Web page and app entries
=== Section Start ===

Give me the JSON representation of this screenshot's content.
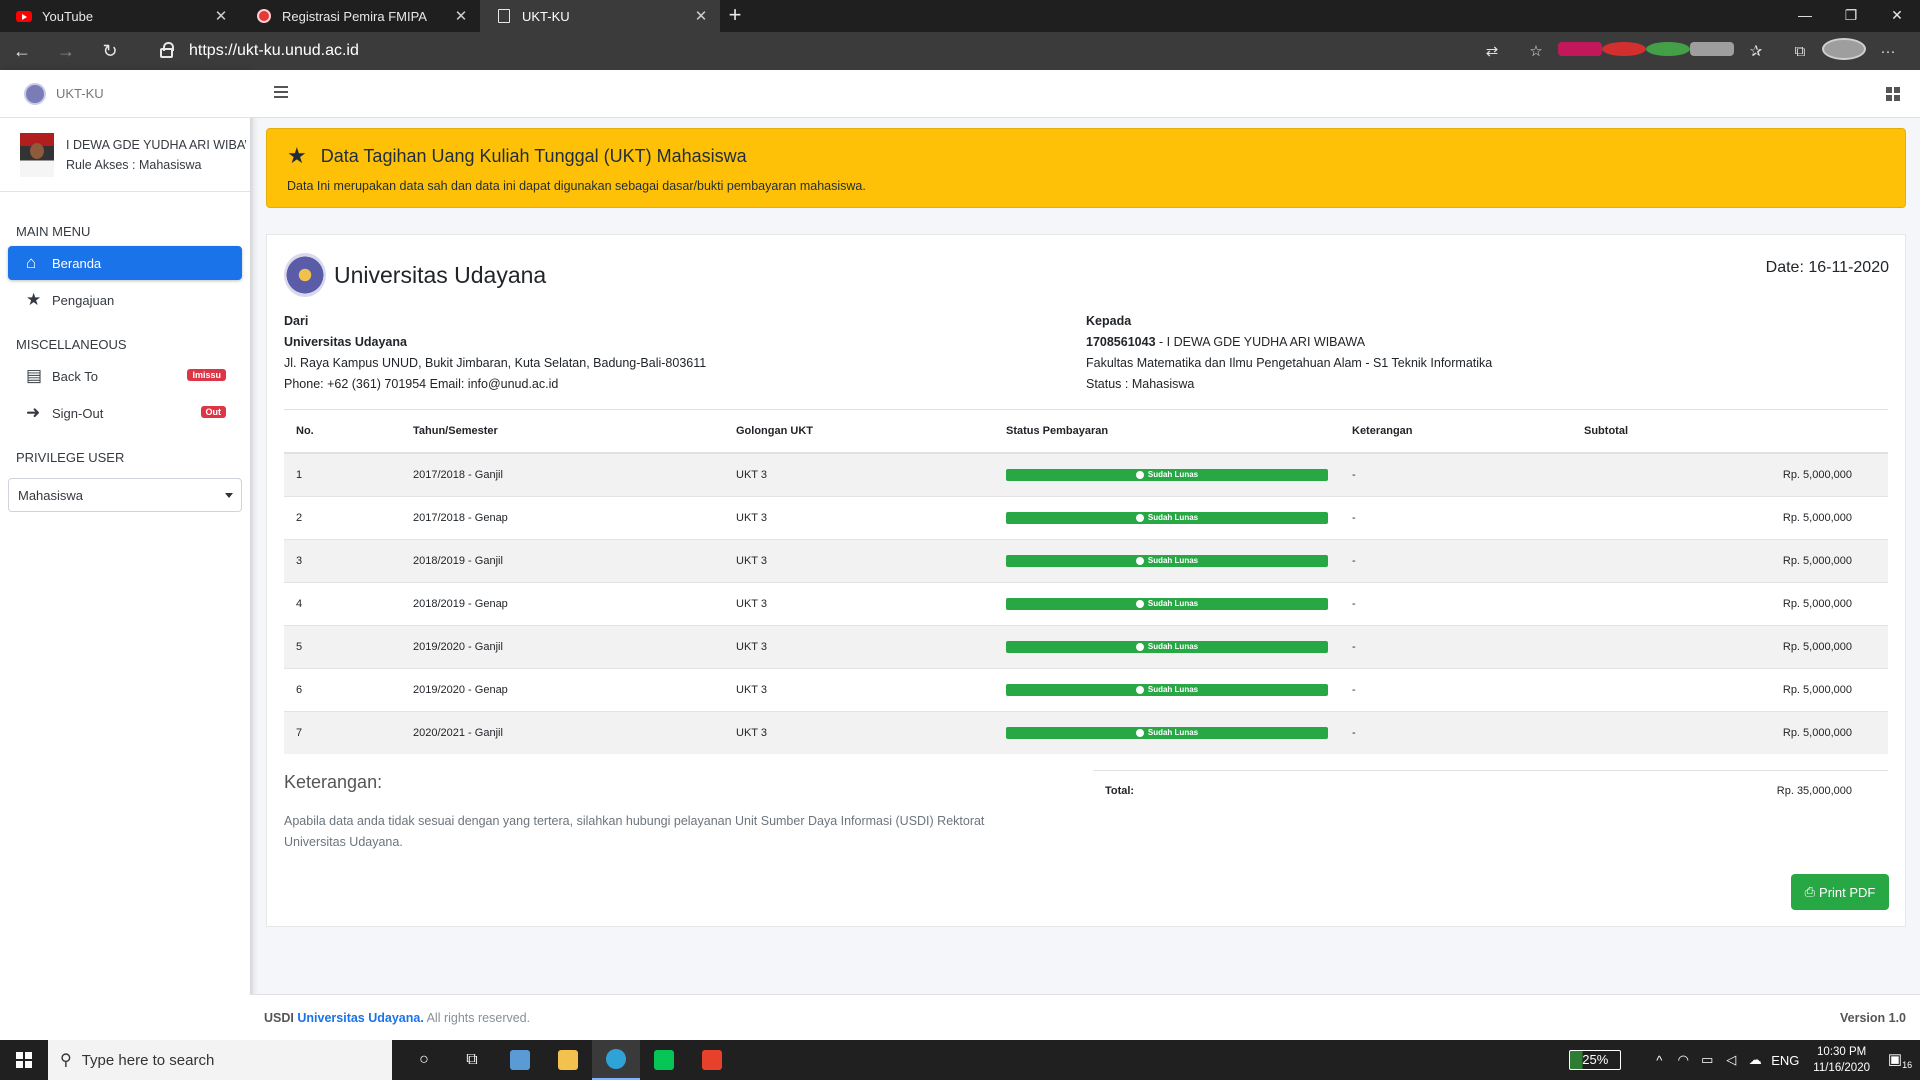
{
  "browser": {
    "tabs": [
      {
        "label": "YouTube",
        "icon": "youtube-icon"
      },
      {
        "label": "Registrasi Pemira FMIPA",
        "icon": "registration-icon"
      },
      {
        "label": "UKT-KU",
        "icon": "page-icon"
      }
    ],
    "url": "https://ukt-ku.unud.ac.id"
  },
  "sidebar": {
    "brand": "UKT-KU",
    "user_name": "I DEWA GDE YUDHA ARI WIBAWA",
    "user_role": "Rule Akses : Mahasiswa",
    "main_menu_header": "MAIN MENU",
    "main_items": [
      {
        "label": "Beranda",
        "icon": "home-icon"
      },
      {
        "label": "Pengajuan",
        "icon": "star-icon"
      }
    ],
    "misc_header": "MISCELLANEOUS",
    "misc_items": [
      {
        "label": "Back To",
        "badge": "Imissu",
        "icon": "store-icon"
      },
      {
        "label": "Sign-Out",
        "badge": "Out",
        "icon": "sign-out-icon"
      }
    ],
    "privilege_header": "PRIVILEGE USER",
    "privilege_value": "Mahasiswa"
  },
  "alert": {
    "title": "Data Tagihan Uang Kuliah Tunggal (UKT) Mahasiswa",
    "text": "Data Ini merupakan data sah dan data ini dapat digunakan sebagai dasar/bukti pembayaran mahasiswa."
  },
  "invoice": {
    "university": "Universitas Udayana",
    "date": "Date: 16-11-2020",
    "from": {
      "label": "Dari",
      "name": "Universitas Udayana",
      "address": "Jl. Raya Kampus UNUD, Bukit Jimbaran, Kuta Selatan, Badung-Bali-803611",
      "contact": "Phone: +62 (361) 701954 Email: info@unud.ac.id"
    },
    "to": {
      "label": "Kepada",
      "nim": "1708561043",
      "name": " - I DEWA GDE YUDHA ARI WIBAWA",
      "faculty": "Fakultas Matematika dan Ilmu Pengetahuan Alam - S1 Teknik Informatika",
      "status": "Status : Mahasiswa"
    },
    "columns": [
      "No.",
      "Tahun/Semester",
      "Golongan UKT",
      "Status Pembayaran",
      "Keterangan",
      "Subtotal"
    ],
    "rows": [
      {
        "no": "1",
        "semester": "2017/2018 - Ganjil",
        "golongan": "UKT 3",
        "status": "Sudah Lunas",
        "ket": "-",
        "subtotal": "Rp. 5,000,000"
      },
      {
        "no": "2",
        "semester": "2017/2018 - Genap",
        "golongan": "UKT 3",
        "status": "Sudah Lunas",
        "ket": "-",
        "subtotal": "Rp. 5,000,000"
      },
      {
        "no": "3",
        "semester": "2018/2019 - Ganjil",
        "golongan": "UKT 3",
        "status": "Sudah Lunas",
        "ket": "-",
        "subtotal": "Rp. 5,000,000"
      },
      {
        "no": "4",
        "semester": "2018/2019 - Genap",
        "golongan": "UKT 3",
        "status": "Sudah Lunas",
        "ket": "-",
        "subtotal": "Rp. 5,000,000"
      },
      {
        "no": "5",
        "semester": "2019/2020 - Ganjil",
        "golongan": "UKT 3",
        "status": "Sudah Lunas",
        "ket": "-",
        "subtotal": "Rp. 5,000,000"
      },
      {
        "no": "6",
        "semester": "2019/2020 - Genap",
        "golongan": "UKT 3",
        "status": "Sudah Lunas",
        "ket": "-",
        "subtotal": "Rp. 5,000,000"
      },
      {
        "no": "7",
        "semester": "2020/2021 - Ganjil",
        "golongan": "UKT 3",
        "status": "Sudah Lunas",
        "ket": "-",
        "subtotal": "Rp. 5,000,000"
      }
    ],
    "notes_title": "Keterangan:",
    "notes_text": "Apabila data anda tidak sesuai dengan yang tertera, silahkan hubungi pelayanan Unit Sumber Daya Informasi (USDI) Rektorat Universitas Udayana.",
    "total_label": "Total:",
    "total_value": "Rp. 35,000,000",
    "print_label": "Print PDF"
  },
  "footer": {
    "prefix": "USDI",
    "org": "Universitas Udayana.",
    "rights": " All rights reserved.",
    "version": "Version 1.0"
  },
  "taskbar": {
    "search_placeholder": "Type here to search",
    "battery": "25%",
    "lang": "ENG",
    "time": "10:30 PM",
    "date": "11/16/2020",
    "notifications": "16"
  },
  "colors": {
    "accent": "#1a73e8",
    "alert": "#ffc107",
    "success": "#28a745",
    "danger": "#dc3545"
  }
}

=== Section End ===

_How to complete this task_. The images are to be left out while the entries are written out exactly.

_Your solution_.
Give me the JSON representation of this screenshot's content.
{
  "browser": {
    "tabs": [
      {
        "label": "YouTube",
        "icon": "youtube-icon"
      },
      {
        "label": "Registrasi Pemira FMIPA",
        "icon": "registration-icon"
      },
      {
        "label": "UKT-KU",
        "icon": "page-icon"
      }
    ],
    "url": "https://ukt-ku.unud.ac.id"
  },
  "sidebar": {
    "brand": "UKT-KU",
    "user_name": "I DEWA GDE YUDHA ARI WIBAWA",
    "user_role": "Rule Akses : Mahasiswa",
    "main_menu_header": "MAIN MENU",
    "main_items": [
      {
        "label": "Beranda",
        "icon": "home-icon"
      },
      {
        "label": "Pengajuan",
        "icon": "star-icon"
      }
    ],
    "misc_header": "MISCELLANEOUS",
    "misc_items": [
      {
        "label": "Back To",
        "badge": "Imissu",
        "icon": "store-icon"
      },
      {
        "label": "Sign-Out",
        "badge": "Out",
        "icon": "sign-out-icon"
      }
    ],
    "privilege_header": "PRIVILEGE USER",
    "privilege_value": "Mahasiswa"
  },
  "alert": {
    "title": "Data Tagihan Uang Kuliah Tunggal (UKT) Mahasiswa",
    "text": "Data Ini merupakan data sah dan data ini dapat digunakan sebagai dasar/bukti pembayaran mahasiswa."
  },
  "invoice": {
    "university": "Universitas Udayana",
    "date": "Date: 16-11-2020",
    "from": {
      "label": "Dari",
      "name": "Universitas Udayana",
      "address": "Jl. Raya Kampus UNUD, Bukit Jimbaran, Kuta Selatan, Badung-Bali-803611",
      "contact": "Phone: +62 (361) 701954 Email: info@unud.ac.id"
    },
    "to": {
      "label": "Kepada",
      "nim": "1708561043",
      "name": " - I DEWA GDE YUDHA ARI WIBAWA",
      "faculty": "Fakultas Matematika dan Ilmu Pengetahuan Alam - S1 Teknik Informatika",
      "status": "Status : Mahasiswa"
    },
    "columns": [
      "No.",
      "Tahun/Semester",
      "Golongan UKT",
      "Status Pembayaran",
      "Keterangan",
      "Subtotal"
    ],
    "rows": [
      {
        "no": "1",
        "semester": "2017/2018 - Ganjil",
        "golongan": "UKT 3",
        "status": "Sudah Lunas",
        "ket": "-",
        "subtotal": "Rp. 5,000,000"
      },
      {
        "no": "2",
        "semester": "2017/2018 - Genap",
        "golongan": "UKT 3",
        "status": "Sudah Lunas",
        "ket": "-",
        "subtotal": "Rp. 5,000,000"
      },
      {
        "no": "3",
        "semester": "2018/2019 - Ganjil",
        "golongan": "UKT 3",
        "status": "Sudah Lunas",
        "ket": "-",
        "subtotal": "Rp. 5,000,000"
      },
      {
        "no": "4",
        "semester": "2018/2019 - Genap",
        "golongan": "UKT 3",
        "status": "Sudah Lunas",
        "ket": "-",
        "subtotal": "Rp. 5,000,000"
      },
      {
        "no": "5",
        "semester": "2019/2020 - Ganjil",
        "golongan": "UKT 3",
        "status": "Sudah Lunas",
        "ket": "-",
        "subtotal": "Rp. 5,000,000"
      },
      {
        "no": "6",
        "semester": "2019/2020 - Genap",
        "golongan": "UKT 3",
        "status": "Sudah Lunas",
        "ket": "-",
        "subtotal": "Rp. 5,000,000"
      },
      {
        "no": "7",
        "semester": "2020/2021 - Ganjil",
        "golongan": "UKT 3",
        "status": "Sudah Lunas",
        "ket": "-",
        "subtotal": "Rp. 5,000,000"
      }
    ],
    "notes_title": "Keterangan:",
    "notes_text": "Apabila data anda tidak sesuai dengan yang tertera, silahkan hubungi pelayanan Unit Sumber Daya Informasi (USDI) Rektorat Universitas Udayana.",
    "total_label": "Total:",
    "total_value": "Rp. 35,000,000",
    "print_label": "Print PDF"
  },
  "footer": {
    "prefix": "USDI",
    "org": "Universitas Udayana.",
    "rights": " All rights reserved.",
    "version": "Version 1.0"
  },
  "taskbar": {
    "search_placeholder": "Type here to search",
    "battery": "25%",
    "lang": "ENG",
    "time": "10:30 PM",
    "date": "11/16/2020",
    "notifications": "16"
  },
  "colors": {
    "accent": "#1a73e8",
    "alert": "#ffc107",
    "success": "#28a745",
    "danger": "#dc3545"
  }
}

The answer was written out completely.